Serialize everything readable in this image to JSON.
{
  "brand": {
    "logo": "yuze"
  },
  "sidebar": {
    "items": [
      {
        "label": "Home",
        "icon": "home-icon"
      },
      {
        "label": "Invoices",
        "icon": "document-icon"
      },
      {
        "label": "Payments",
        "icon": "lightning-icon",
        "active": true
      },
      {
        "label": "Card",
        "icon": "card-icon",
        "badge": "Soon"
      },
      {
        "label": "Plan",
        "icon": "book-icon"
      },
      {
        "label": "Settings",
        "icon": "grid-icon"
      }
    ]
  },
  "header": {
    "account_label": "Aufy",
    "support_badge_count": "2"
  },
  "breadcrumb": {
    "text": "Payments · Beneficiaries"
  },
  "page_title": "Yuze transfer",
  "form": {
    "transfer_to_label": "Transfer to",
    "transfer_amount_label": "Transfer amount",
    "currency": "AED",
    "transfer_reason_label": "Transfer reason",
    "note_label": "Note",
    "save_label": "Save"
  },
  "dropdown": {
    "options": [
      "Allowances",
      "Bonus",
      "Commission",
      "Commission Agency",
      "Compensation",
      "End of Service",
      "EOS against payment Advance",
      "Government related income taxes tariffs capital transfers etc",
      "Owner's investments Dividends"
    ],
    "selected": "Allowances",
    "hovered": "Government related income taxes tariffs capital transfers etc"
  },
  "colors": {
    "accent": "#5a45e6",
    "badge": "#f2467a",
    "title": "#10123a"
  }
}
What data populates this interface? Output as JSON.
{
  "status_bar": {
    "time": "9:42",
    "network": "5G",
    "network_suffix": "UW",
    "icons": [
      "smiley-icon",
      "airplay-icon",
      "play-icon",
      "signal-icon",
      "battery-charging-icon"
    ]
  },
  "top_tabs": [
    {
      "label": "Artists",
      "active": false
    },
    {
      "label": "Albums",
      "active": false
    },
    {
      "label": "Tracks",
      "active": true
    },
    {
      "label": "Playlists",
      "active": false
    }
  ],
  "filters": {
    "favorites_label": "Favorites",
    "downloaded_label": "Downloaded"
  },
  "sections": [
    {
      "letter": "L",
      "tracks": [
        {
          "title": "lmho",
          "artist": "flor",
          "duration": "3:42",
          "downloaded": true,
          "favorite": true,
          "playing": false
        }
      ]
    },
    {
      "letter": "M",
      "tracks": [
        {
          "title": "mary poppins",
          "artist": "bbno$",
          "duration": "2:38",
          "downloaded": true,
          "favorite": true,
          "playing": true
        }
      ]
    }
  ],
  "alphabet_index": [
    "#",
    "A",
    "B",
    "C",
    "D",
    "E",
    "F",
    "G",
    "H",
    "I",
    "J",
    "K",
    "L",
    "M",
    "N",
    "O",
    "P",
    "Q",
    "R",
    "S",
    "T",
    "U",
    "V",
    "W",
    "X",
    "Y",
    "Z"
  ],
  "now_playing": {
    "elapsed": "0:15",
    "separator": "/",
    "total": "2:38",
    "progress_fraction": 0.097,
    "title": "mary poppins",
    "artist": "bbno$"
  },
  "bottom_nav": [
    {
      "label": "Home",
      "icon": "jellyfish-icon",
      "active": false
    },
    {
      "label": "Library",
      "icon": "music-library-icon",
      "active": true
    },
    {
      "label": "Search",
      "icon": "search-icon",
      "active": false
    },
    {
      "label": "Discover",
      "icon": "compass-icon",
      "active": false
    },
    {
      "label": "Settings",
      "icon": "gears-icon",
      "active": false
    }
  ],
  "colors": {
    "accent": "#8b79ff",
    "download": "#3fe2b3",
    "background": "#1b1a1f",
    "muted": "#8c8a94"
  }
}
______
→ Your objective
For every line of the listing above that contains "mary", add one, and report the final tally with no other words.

→ Worked solution
2